Exercise instructions » Reproduce the records without their pictures, keeping every word as it is.

[Given data Boundary: Start]

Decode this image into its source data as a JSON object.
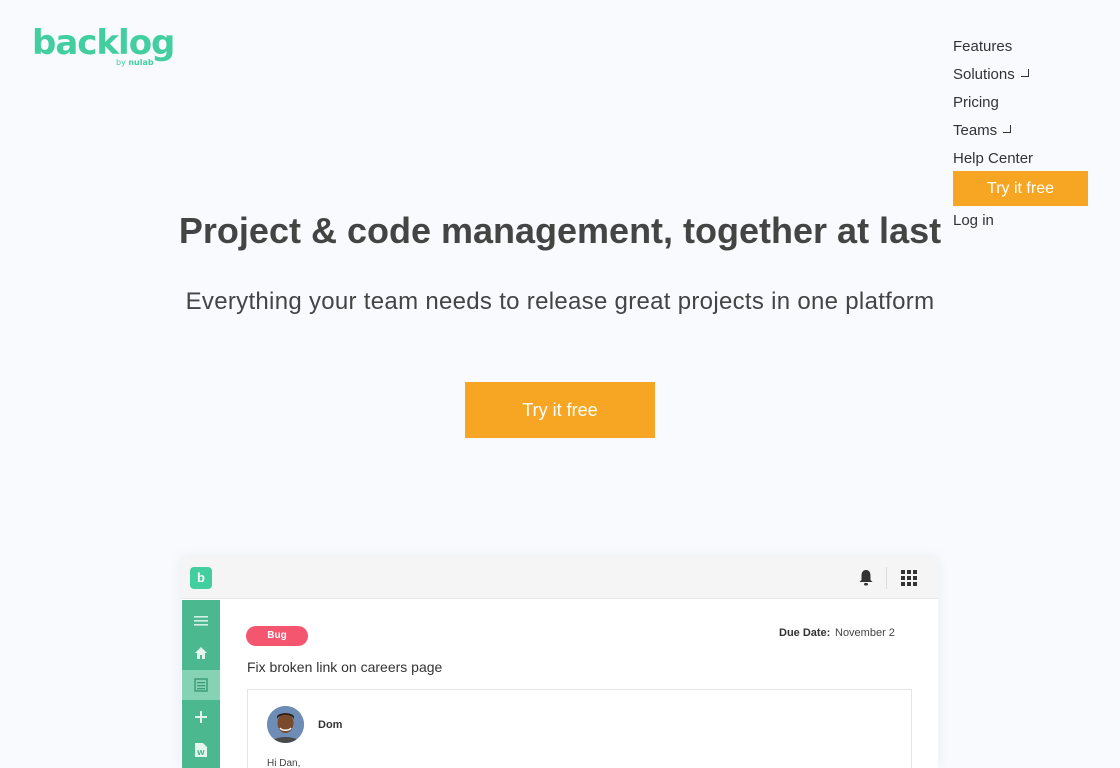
{
  "logo": {
    "word": "backlog",
    "by": "by",
    "brand": "nulab"
  },
  "nav": {
    "items": [
      {
        "label": "Features",
        "has_submenu": false
      },
      {
        "label": "Solutions",
        "has_submenu": true
      },
      {
        "label": "Pricing",
        "has_submenu": false
      },
      {
        "label": "Teams",
        "has_submenu": true
      },
      {
        "label": "Help Center",
        "has_submenu": false
      }
    ],
    "cta": "Try it free",
    "login": "Log in"
  },
  "hero": {
    "title": "Project & code management, together at last",
    "subtitle": "Everything your team needs to release great projects in one platform",
    "cta": "Try it free"
  },
  "mockup": {
    "app_logo_letter": "b",
    "issue": {
      "type": "Bug",
      "due_label": "Due Date:",
      "due_value": "November 2",
      "title": "Fix broken link on careers page"
    },
    "comment": {
      "author": "Dom",
      "text": "Hi Dan,"
    },
    "sidebar_icons": [
      "menu-icon",
      "home-icon",
      "list-icon",
      "plus-icon",
      "document-icon"
    ]
  },
  "colors": {
    "brand_green": "#42ce9f",
    "cta_orange": "#f6a623",
    "bug_red": "#f4566f",
    "sidebar_green": "#4cb890"
  }
}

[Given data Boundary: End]

Reply »
Decode this image into its source data as a JSON object.
{
  "logo": {
    "word": "backlog",
    "by": "by",
    "brand": "nulab"
  },
  "nav": {
    "items": [
      {
        "label": "Features",
        "has_submenu": false
      },
      {
        "label": "Solutions",
        "has_submenu": true
      },
      {
        "label": "Pricing",
        "has_submenu": false
      },
      {
        "label": "Teams",
        "has_submenu": true
      },
      {
        "label": "Help Center",
        "has_submenu": false
      }
    ],
    "cta": "Try it free",
    "login": "Log in"
  },
  "hero": {
    "title": "Project & code management, together at last",
    "subtitle": "Everything your team needs to release great projects in one platform",
    "cta": "Try it free"
  },
  "mockup": {
    "app_logo_letter": "b",
    "issue": {
      "type": "Bug",
      "due_label": "Due Date:",
      "due_value": "November 2",
      "title": "Fix broken link on careers page"
    },
    "comment": {
      "author": "Dom",
      "text": "Hi Dan,"
    },
    "sidebar_icons": [
      "menu-icon",
      "home-icon",
      "list-icon",
      "plus-icon",
      "document-icon"
    ]
  },
  "colors": {
    "brand_green": "#42ce9f",
    "cta_orange": "#f6a623",
    "bug_red": "#f4566f",
    "sidebar_green": "#4cb890"
  }
}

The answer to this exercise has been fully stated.